Rep. Jeff Denham (R-Calif.) caused a stir when he advocated abolishing the General Services Administration. But he managed to unite a wide array of GSA defenders in the process.
The agency’s public image has suffered since it was revealed that its Public Buildings Service had spent more than $800,000 on a conference in Las Vegas that featured lavish receptions, a luxury hotel and some apparently blatant violations of contracting rules.
But Denham might have defused some of that anger when he said the agency should be dismantled — and then revealed that he doesn't really understand all that GSA does.

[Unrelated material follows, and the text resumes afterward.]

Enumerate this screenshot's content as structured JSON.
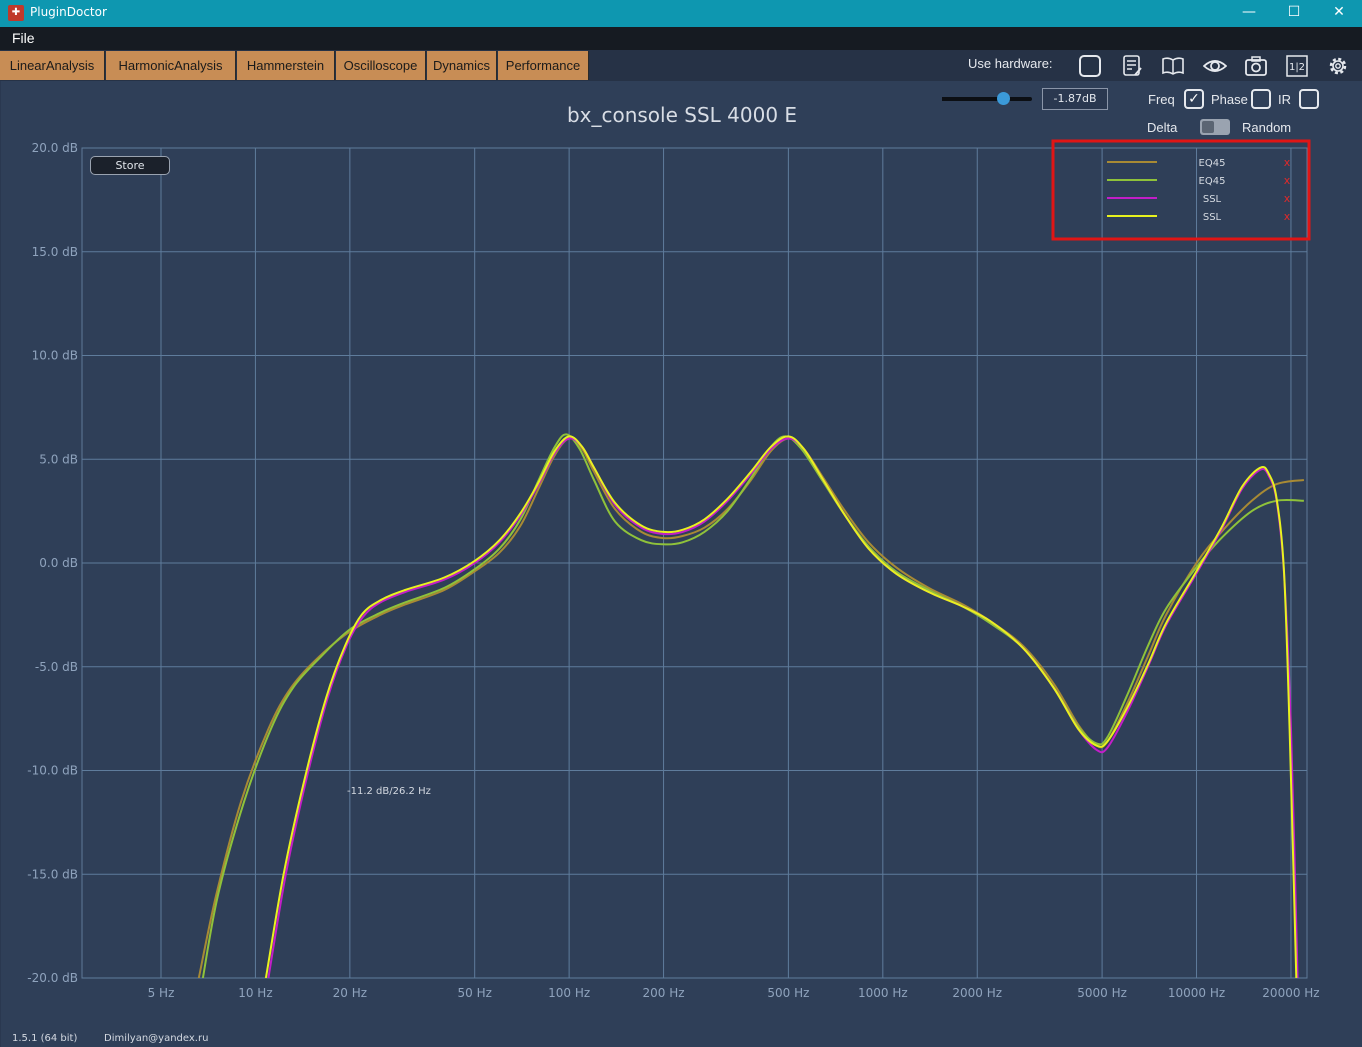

As reported by Federal Computer Week’s Matthew Weigelt, Denham made his proposal at the Coalition for Government Procurement's Spring Conference in April. But many in the audience noticed that his criticisms were almost exclusively about the Public Buildings Service and the spending abuses highlighted in a report by the agency’s inspector general. Denham didn't appear to know much about GSA's other component: the Federal Acquisition Service.
When a member of the audience asked about that, Denham said he didn't have enough information to comment on FAS.
In the next couple of days, Denham appeared on Fox News and CNBC defending his position and criticizing GSA. On Fox Business, host Stuart Varney played into the anti-government sentiment.
“There's obviously a culture of corruption in this one agency, but how many other agencies are doing this?” Denham said.
“Surely, this is a mind-set of people who work for the government," Varney said. "I do believe that that mind-set has gotten worse, but it is common throughout government. Would you agree with that?”
Federal procurement experts, however, disputed Denham's position in a follow-up story by Weigelt.
“I think that Rep. Denham was caught by surprise when it was pointed out that GSA consists of more than the Public Buildings Service,” said Larry Allen, president of Allen Federal Business Partners.
And an FCW reader, commenting anonymously, said Denham might be over-reacting.
“A slew of laws in the Federal Acquisition Regulation are there due to the private sector either overcharging or stealing from the taxpayers,” the commenter wrote. “Privatizing everything is not necessarily a better way of dealing with what is essentially a bad apple taking advantage of streamlining from past administrations.”